- _Work task_
Whenever a line in the records below contains "Solvers", pick it out.

--- Data records Enclosed Below ---

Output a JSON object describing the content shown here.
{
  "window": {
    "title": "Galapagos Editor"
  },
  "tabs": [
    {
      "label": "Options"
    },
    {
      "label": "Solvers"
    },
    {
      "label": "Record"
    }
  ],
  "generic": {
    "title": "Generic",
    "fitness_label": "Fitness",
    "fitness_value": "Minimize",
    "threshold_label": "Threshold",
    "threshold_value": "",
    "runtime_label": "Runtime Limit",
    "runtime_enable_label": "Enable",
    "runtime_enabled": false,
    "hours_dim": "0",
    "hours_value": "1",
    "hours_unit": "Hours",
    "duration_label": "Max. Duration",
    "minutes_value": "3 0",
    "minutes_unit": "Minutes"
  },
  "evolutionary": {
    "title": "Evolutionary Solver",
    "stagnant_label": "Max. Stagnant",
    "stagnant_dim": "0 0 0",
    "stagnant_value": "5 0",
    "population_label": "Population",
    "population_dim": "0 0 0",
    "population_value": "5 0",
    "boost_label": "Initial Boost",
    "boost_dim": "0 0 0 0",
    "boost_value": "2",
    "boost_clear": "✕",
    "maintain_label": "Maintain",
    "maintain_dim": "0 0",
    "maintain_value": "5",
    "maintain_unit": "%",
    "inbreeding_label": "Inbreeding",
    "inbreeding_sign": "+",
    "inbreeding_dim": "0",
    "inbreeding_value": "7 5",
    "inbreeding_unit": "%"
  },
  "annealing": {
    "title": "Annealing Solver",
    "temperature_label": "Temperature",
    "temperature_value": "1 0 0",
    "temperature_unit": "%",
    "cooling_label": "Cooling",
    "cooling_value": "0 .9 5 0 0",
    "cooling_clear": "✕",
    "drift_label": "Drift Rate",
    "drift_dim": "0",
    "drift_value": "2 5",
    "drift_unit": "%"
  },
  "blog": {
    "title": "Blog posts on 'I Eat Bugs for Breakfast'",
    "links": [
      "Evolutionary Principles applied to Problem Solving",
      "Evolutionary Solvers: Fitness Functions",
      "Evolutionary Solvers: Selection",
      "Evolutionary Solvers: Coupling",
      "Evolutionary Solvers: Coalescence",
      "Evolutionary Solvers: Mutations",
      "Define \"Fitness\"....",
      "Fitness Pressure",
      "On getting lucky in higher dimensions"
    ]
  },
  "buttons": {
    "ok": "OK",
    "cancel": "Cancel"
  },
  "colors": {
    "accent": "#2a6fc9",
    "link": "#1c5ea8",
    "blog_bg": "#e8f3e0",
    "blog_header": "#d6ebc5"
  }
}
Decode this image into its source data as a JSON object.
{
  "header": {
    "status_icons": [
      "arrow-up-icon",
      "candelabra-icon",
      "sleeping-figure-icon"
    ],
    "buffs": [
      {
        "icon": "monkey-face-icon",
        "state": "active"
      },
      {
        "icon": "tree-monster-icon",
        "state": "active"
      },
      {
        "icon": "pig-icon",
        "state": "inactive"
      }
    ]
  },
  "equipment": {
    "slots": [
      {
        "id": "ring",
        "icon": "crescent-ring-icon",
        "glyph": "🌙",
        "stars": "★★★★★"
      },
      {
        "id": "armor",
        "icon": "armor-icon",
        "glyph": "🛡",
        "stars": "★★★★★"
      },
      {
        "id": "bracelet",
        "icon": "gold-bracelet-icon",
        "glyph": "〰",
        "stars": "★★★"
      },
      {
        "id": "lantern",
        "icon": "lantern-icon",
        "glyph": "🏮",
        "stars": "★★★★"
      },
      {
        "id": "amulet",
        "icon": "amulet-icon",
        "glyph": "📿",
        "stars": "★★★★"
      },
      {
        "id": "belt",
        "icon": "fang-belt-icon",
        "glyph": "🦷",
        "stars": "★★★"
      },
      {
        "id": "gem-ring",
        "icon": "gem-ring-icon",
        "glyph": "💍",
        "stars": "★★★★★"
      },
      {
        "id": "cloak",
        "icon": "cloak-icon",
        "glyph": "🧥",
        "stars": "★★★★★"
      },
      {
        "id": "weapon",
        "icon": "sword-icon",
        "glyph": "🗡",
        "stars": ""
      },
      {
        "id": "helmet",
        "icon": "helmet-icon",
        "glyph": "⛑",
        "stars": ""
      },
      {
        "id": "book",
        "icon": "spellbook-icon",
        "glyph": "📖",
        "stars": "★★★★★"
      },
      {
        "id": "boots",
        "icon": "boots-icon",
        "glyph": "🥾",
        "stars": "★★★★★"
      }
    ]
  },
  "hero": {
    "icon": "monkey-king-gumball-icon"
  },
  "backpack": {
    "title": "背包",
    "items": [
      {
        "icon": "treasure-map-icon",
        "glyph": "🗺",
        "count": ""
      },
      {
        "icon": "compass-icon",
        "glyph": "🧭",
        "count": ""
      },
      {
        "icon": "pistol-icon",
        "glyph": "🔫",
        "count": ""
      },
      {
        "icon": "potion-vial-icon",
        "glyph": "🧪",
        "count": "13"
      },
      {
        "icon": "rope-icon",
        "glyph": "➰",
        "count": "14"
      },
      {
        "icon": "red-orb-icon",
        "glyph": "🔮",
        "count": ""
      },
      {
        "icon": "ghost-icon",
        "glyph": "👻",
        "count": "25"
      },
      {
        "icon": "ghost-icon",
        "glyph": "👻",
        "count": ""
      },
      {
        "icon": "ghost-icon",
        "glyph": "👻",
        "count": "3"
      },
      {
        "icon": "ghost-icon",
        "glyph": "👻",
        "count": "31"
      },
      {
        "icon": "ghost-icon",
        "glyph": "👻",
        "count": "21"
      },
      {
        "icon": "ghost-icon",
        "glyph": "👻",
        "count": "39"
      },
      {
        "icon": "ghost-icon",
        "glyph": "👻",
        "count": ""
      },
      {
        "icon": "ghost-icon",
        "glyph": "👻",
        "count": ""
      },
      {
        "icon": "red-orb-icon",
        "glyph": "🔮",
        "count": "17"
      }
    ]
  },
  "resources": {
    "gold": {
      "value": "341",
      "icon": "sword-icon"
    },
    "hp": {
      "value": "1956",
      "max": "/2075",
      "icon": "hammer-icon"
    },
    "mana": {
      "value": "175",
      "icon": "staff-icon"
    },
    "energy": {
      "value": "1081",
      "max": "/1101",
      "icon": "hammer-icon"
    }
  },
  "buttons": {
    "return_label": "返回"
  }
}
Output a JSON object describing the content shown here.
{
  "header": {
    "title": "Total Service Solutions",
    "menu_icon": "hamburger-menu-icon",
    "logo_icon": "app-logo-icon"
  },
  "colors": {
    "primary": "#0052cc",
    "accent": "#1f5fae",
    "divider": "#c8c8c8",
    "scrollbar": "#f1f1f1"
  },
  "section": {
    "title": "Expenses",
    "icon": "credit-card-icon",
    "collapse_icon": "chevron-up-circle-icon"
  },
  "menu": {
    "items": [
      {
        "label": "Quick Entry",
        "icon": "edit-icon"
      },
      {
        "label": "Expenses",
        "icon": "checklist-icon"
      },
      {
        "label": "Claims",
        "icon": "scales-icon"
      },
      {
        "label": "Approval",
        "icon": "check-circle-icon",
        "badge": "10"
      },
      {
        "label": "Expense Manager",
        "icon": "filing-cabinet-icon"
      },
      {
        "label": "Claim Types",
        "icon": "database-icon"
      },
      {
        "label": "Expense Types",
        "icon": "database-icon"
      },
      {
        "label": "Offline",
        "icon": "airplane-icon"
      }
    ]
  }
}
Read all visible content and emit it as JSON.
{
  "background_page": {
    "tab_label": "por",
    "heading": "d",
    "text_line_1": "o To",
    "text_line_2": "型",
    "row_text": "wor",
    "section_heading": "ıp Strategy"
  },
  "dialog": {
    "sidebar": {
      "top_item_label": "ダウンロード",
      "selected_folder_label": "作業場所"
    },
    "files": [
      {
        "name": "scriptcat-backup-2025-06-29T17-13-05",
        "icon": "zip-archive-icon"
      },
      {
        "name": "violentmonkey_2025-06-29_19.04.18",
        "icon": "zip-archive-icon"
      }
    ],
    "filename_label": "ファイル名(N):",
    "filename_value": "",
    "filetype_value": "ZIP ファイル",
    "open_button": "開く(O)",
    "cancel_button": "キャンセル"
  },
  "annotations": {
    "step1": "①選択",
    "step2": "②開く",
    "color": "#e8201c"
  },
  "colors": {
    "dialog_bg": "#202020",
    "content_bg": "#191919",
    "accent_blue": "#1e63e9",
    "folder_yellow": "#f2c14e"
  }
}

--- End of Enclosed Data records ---

- _Written response_
      "label": "Solvers"
      "Evolutionary Solvers: Fitness Functions",
      "Evolutionary Solvers: Selection",
      "Evolutionary Solvers: Coupling",
      "Evolutionary Solvers: Coalescence",
      "Evolutionary Solvers: Mutations",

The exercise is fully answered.